(Stored records)

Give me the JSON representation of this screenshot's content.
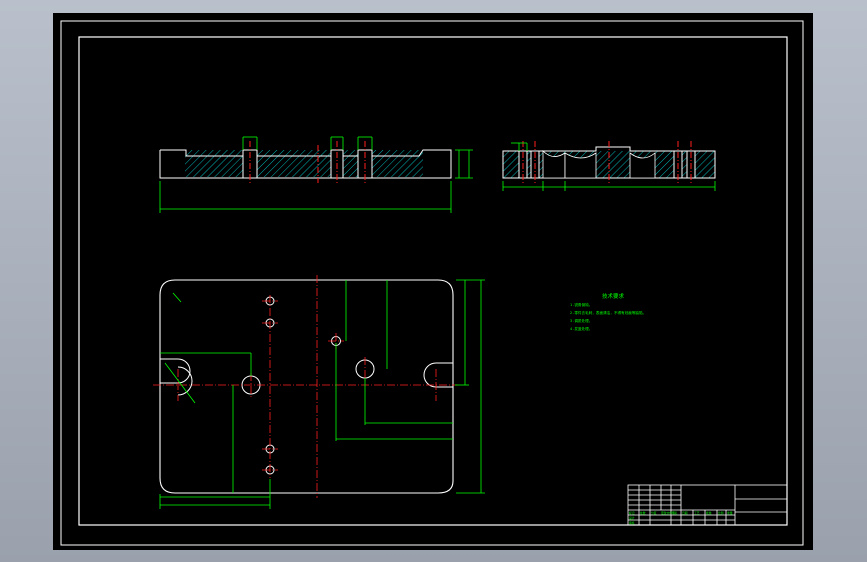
{
  "viewport": {
    "background": "#000000"
  },
  "colors": {
    "outline": "#ffffff",
    "dimension": "#00ff00",
    "centerline": "#ff2020",
    "hatch": "#00c8c8",
    "notes": "#00ff00"
  },
  "technical_requirements": {
    "heading": "技术要求",
    "lines": [
      "1.锐角倒钝。",
      "2.零件去毛刺，表面清洁，不得有划痕等缺陷。",
      "3.调质处理。",
      "4.发蓝处理。"
    ]
  },
  "title_block": {
    "cells": [
      "标记",
      "处数",
      "分区",
      "更改文件号",
      "签名",
      "日期",
      "设计",
      "审核",
      "工艺",
      "批准",
      "比例",
      "重量"
    ]
  },
  "dimensions": {
    "front_overall": "",
    "front_height": "",
    "side_overall": "",
    "plan_width": "",
    "plan_height": ""
  }
}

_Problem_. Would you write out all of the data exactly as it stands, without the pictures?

_Exercise answer_.
Give me the JSON representation of this screenshot's content.
{
  "viewport": {
    "background": "#000000"
  },
  "colors": {
    "outline": "#ffffff",
    "dimension": "#00ff00",
    "centerline": "#ff2020",
    "hatch": "#00c8c8",
    "notes": "#00ff00"
  },
  "technical_requirements": {
    "heading": "技术要求",
    "lines": [
      "1.锐角倒钝。",
      "2.零件去毛刺，表面清洁，不得有划痕等缺陷。",
      "3.调质处理。",
      "4.发蓝处理。"
    ]
  },
  "title_block": {
    "cells": [
      "标记",
      "处数",
      "分区",
      "更改文件号",
      "签名",
      "日期",
      "设计",
      "审核",
      "工艺",
      "批准",
      "比例",
      "重量"
    ]
  },
  "dimensions": {
    "front_overall": "",
    "front_height": "",
    "side_overall": "",
    "plan_width": "",
    "plan_height": ""
  }
}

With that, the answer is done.